[Supplied data — start]

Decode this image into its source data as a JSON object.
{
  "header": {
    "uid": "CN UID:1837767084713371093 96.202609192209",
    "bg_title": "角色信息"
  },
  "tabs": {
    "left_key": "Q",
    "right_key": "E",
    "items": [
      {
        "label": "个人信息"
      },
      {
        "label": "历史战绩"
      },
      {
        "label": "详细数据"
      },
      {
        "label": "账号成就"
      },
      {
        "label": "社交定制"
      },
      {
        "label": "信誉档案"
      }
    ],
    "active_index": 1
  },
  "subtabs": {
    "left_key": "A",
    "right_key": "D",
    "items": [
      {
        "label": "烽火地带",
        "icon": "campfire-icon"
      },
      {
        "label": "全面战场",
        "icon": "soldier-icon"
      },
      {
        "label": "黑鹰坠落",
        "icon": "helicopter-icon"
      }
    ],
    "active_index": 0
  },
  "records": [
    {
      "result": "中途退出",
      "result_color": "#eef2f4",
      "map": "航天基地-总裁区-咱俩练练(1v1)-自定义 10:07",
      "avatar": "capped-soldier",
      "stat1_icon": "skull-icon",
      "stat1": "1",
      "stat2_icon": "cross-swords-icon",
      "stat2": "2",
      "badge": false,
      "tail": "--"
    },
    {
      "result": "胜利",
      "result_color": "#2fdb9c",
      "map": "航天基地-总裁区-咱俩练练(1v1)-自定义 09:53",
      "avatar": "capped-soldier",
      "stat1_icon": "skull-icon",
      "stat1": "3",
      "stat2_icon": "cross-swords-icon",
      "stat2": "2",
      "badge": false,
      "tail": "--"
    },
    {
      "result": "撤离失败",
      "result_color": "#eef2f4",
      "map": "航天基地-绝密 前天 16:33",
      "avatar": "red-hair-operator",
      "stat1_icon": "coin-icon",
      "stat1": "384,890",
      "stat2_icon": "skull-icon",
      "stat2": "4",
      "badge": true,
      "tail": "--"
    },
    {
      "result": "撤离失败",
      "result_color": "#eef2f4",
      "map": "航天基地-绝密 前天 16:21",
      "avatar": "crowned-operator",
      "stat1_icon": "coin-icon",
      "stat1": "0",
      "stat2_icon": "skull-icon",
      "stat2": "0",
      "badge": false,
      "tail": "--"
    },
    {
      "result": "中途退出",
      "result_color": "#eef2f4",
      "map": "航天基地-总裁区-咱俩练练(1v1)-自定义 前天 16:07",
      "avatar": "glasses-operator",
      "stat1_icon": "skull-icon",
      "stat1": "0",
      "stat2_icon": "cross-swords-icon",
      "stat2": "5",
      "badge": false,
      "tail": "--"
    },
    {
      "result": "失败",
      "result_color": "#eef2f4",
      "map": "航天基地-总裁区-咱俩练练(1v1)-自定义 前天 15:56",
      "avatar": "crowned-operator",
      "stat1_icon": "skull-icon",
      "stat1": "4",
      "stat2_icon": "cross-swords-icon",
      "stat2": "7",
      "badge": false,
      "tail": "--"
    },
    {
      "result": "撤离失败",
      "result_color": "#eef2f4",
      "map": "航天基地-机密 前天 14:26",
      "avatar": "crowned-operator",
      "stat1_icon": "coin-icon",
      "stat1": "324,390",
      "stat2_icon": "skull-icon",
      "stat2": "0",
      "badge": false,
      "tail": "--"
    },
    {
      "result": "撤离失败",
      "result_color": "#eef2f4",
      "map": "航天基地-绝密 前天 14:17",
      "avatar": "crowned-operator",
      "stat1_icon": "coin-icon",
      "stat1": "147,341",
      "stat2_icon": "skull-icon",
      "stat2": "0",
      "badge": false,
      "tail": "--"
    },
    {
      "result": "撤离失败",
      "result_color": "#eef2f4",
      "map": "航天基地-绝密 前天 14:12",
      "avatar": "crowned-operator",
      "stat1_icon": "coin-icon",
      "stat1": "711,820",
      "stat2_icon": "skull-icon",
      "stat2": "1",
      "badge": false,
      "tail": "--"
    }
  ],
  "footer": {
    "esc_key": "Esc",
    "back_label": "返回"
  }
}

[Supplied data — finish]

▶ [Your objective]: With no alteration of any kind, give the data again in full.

▶ [Task result]:
Decode this image into its source data as a JSON object.
{
  "header": {
    "uid": "CN UID:1837767084713371093 96.202609192209",
    "bg_title": "角色信息"
  },
  "tabs": {
    "left_key": "Q",
    "right_key": "E",
    "items": [
      {
        "label": "个人信息"
      },
      {
        "label": "历史战绩"
      },
      {
        "label": "详细数据"
      },
      {
        "label": "账号成就"
      },
      {
        "label": "社交定制"
      },
      {
        "label": "信誉档案"
      }
    ],
    "active_index": 1
  },
  "subtabs": {
    "left_key": "A",
    "right_key": "D",
    "items": [
      {
        "label": "烽火地带",
        "icon": "campfire-icon"
      },
      {
        "label": "全面战场",
        "icon": "soldier-icon"
      },
      {
        "label": "黑鹰坠落",
        "icon": "helicopter-icon"
      }
    ],
    "active_index": 0
  },
  "records": [
    {
      "result": "中途退出",
      "result_color": "#eef2f4",
      "map": "航天基地-总裁区-咱俩练练(1v1)-自定义 10:07",
      "avatar": "capped-soldier",
      "stat1_icon": "skull-icon",
      "stat1": "1",
      "stat2_icon": "cross-swords-icon",
      "stat2": "2",
      "badge": false,
      "tail": "--"
    },
    {
      "result": "胜利",
      "result_color": "#2fdb9c",
      "map": "航天基地-总裁区-咱俩练练(1v1)-自定义 09:53",
      "avatar": "capped-soldier",
      "stat1_icon": "skull-icon",
      "stat1": "3",
      "stat2_icon": "cross-swords-icon",
      "stat2": "2",
      "badge": false,
      "tail": "--"
    },
    {
      "result": "撤离失败",
      "result_color": "#eef2f4",
      "map": "航天基地-绝密 前天 16:33",
      "avatar": "red-hair-operator",
      "stat1_icon": "coin-icon",
      "stat1": "384,890",
      "stat2_icon": "skull-icon",
      "stat2": "4",
      "badge": true,
      "tail": "--"
    },
    {
      "result": "撤离失败",
      "result_color": "#eef2f4",
      "map": "航天基地-绝密 前天 16:21",
      "avatar": "crowned-operator",
      "stat1_icon": "coin-icon",
      "stat1": "0",
      "stat2_icon": "skull-icon",
      "stat2": "0",
      "badge": false,
      "tail": "--"
    },
    {
      "result": "中途退出",
      "result_color": "#eef2f4",
      "map": "航天基地-总裁区-咱俩练练(1v1)-自定义 前天 16:07",
      "avatar": "glasses-operator",
      "stat1_icon": "skull-icon",
      "stat1": "0",
      "stat2_icon": "cross-swords-icon",
      "stat2": "5",
      "badge": false,
      "tail": "--"
    },
    {
      "result": "失败",
      "result_color": "#eef2f4",
      "map": "航天基地-总裁区-咱俩练练(1v1)-自定义 前天 15:56",
      "avatar": "crowned-operator",
      "stat1_icon": "skull-icon",
      "stat1": "4",
      "stat2_icon": "cross-swords-icon",
      "stat2": "7",
      "badge": false,
      "tail": "--"
    },
    {
      "result": "撤离失败",
      "result_color": "#eef2f4",
      "map": "航天基地-机密 前天 14:26",
      "avatar": "crowned-operator",
      "stat1_icon": "coin-icon",
      "stat1": "324,390",
      "stat2_icon": "skull-icon",
      "stat2": "0",
      "badge": false,
      "tail": "--"
    },
    {
      "result": "撤离失败",
      "result_color": "#eef2f4",
      "map": "航天基地-绝密 前天 14:17",
      "avatar": "crowned-operator",
      "stat1_icon": "coin-icon",
      "stat1": "147,341",
      "stat2_icon": "skull-icon",
      "stat2": "0",
      "badge": false,
      "tail": "--"
    },
    {
      "result": "撤离失败",
      "result_color": "#eef2f4",
      "map": "航天基地-绝密 前天 14:12",
      "avatar": "crowned-operator",
      "stat1_icon": "coin-icon",
      "stat1": "711,820",
      "stat2_icon": "skull-icon",
      "stat2": "1",
      "badge": false,
      "tail": "--"
    }
  ],
  "footer": {
    "esc_key": "Esc",
    "back_label": "返回"
  }
}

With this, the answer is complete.